“a principle of scientific thought that corresponds to a kind of utter honesty – a kind of leaning over backwards” 

I agree.  Integrity and honesty are fundamental.  Feynman points out a good scientist should never pick out good data and ignore bad.  There are many examples of this problem in modern science often originating from scientists who have accepted a pre-conceived hypothesis or theory and refuse to “check their premises” to quote Ayn Rand.  Feynman also notes the importance of confirming all the implied facts upon which a theory rests. 

Feynman’s picks out a Wesson Oil advertisement, a story about the scientific community’s reaction to Millikan’s determination for the charge of an electron and the research on rats performed by Young as examples to illustrate his insightful points on scientific integrity.   

If you are a young research scientist you will undoubtedly over the course of your career meet other scientists or be under the instruction of other scientists who from time to time, for various reasons do not practice good scientific method.  If you are like me this will be frustrating, upsetting and de-motivating to you especially if it originates from your superiors.  For example, managers may be desperate for good data on new company products, co-workers may operate more like autonomous robots than thinking investigators keen to understand the scientific theories upon which their work is based. 

However in the end, it is far better for you and everyone else to maintain your scientific integrity. 

Maintaining scientific integrity will give you a sense of pride and confidence in your work.  It will also make you aware of your premises and the limits (context) of your findings. 
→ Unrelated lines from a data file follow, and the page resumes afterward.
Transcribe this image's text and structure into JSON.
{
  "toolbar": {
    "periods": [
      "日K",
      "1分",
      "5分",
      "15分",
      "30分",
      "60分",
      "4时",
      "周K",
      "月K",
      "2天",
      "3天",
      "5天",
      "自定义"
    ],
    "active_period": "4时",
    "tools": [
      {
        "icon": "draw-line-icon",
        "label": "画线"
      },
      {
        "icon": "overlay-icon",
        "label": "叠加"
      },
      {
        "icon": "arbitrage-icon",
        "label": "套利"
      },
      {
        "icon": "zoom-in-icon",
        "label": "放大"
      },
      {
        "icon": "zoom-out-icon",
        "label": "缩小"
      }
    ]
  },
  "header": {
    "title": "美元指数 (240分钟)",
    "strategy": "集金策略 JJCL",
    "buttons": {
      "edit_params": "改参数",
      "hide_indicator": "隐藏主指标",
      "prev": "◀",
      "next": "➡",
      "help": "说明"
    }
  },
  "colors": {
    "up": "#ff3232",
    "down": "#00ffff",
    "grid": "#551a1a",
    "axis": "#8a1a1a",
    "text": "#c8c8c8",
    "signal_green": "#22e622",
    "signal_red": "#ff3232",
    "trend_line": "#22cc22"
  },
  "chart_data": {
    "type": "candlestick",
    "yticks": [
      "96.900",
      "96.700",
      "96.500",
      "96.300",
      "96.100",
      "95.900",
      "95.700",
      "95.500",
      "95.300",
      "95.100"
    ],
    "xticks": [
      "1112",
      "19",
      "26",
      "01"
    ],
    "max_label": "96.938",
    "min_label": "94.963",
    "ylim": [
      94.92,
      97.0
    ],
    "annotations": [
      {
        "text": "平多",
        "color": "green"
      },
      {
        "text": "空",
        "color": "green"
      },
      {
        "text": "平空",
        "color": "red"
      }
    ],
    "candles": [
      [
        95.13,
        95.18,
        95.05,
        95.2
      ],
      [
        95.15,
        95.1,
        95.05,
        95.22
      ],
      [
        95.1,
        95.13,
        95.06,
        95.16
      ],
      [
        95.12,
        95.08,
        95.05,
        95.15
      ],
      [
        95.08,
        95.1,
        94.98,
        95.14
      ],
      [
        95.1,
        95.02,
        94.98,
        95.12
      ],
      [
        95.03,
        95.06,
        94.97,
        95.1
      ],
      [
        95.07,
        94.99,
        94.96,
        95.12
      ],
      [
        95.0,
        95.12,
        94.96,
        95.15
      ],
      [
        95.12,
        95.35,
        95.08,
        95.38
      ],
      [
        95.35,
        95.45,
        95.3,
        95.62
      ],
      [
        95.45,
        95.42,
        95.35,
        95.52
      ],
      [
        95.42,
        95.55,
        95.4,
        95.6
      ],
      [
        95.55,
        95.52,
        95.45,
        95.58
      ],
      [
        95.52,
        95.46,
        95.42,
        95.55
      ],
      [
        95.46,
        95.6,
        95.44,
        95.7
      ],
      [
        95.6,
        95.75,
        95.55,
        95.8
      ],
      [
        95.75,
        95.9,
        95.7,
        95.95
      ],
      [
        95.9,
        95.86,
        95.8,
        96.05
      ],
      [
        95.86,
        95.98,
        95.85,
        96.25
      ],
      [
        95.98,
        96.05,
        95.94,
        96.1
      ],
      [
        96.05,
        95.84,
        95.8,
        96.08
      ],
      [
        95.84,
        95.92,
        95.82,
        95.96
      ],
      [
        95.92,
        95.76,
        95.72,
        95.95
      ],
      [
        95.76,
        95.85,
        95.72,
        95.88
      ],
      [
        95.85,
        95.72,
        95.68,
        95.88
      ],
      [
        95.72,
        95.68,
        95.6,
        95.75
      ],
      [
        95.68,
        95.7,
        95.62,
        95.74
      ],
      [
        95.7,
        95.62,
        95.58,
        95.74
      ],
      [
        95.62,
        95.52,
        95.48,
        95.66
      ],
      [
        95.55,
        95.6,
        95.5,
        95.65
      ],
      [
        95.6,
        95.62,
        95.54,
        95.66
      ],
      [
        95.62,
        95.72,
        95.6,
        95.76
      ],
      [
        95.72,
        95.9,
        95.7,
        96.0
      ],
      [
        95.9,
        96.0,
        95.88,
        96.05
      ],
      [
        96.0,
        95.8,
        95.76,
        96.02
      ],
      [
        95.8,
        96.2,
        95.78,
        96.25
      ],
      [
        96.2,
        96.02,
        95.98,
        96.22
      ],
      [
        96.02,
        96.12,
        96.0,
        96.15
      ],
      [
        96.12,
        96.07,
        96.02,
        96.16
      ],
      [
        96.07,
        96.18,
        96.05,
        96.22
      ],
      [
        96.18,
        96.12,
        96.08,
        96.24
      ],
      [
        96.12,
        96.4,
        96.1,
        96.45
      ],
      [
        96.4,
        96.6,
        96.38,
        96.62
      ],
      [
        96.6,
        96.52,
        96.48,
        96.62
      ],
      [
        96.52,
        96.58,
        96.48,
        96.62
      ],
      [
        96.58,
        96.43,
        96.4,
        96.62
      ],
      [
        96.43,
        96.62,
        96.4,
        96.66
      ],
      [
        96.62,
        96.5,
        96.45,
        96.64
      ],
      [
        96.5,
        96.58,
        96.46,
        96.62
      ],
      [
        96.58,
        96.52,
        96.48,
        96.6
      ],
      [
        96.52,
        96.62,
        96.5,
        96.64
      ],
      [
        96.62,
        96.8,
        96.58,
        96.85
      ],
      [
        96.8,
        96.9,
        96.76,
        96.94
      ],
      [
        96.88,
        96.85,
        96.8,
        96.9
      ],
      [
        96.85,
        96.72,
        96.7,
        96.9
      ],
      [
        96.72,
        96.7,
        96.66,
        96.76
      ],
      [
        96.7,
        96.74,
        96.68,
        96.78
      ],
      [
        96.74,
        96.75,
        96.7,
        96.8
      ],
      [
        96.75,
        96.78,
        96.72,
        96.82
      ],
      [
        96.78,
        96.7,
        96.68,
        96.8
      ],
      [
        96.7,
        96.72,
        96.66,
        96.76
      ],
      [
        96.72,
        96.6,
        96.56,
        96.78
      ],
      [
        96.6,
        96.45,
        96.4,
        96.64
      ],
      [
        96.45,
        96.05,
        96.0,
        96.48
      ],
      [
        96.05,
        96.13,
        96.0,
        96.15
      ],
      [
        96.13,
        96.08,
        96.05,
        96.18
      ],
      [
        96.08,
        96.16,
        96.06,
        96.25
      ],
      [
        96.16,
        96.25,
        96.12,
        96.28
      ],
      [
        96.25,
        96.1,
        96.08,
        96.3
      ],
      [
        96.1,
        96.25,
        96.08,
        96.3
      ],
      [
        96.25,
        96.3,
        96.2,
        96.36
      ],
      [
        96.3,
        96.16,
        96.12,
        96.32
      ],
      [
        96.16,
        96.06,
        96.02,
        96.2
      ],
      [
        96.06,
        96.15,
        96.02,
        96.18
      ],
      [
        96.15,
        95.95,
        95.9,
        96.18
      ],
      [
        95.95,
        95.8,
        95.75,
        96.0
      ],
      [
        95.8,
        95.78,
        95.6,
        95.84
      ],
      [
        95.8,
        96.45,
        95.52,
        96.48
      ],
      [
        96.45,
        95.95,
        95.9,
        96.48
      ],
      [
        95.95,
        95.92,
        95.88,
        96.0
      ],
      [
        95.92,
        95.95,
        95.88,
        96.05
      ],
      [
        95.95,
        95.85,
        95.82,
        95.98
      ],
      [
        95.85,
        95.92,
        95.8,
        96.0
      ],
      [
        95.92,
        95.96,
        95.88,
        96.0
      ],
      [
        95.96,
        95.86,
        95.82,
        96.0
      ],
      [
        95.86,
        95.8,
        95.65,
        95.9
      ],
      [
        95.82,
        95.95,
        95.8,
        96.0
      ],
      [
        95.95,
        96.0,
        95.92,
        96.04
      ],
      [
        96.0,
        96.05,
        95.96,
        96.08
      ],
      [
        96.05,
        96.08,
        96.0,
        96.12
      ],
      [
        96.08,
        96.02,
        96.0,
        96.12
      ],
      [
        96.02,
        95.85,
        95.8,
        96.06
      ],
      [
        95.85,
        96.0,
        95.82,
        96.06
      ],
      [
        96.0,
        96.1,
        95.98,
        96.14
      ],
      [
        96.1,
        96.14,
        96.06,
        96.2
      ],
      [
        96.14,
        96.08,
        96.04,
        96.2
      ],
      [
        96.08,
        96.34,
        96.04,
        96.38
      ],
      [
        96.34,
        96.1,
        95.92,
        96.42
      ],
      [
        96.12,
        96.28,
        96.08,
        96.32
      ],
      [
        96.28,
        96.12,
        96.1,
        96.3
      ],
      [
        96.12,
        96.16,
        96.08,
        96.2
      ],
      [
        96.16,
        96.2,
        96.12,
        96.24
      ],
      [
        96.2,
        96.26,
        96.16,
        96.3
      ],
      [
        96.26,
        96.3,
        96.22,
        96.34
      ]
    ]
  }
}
If you think something needs more investigation, don’t be afraid to say so even when your superiors may be dismissive.  If you’re uncertain about your results because of unexamined variables X, Y and Z then acknowledge this.  It’s your research afterall.   
The alternative to practising integrity is to put your hands over your ears and yell “La la la la la la la la” so you can escape to warm fuzzy delusional-land.  The problem with this approach is that warm-fuzzy delusional land has a habit of turning into cold lonely bite-you-in-the-ass land.  Your colleagues may want to behave like this at times, a good scientist never does.  A good scientist lives by a code of integrity and honesty.  And so should you.  🙂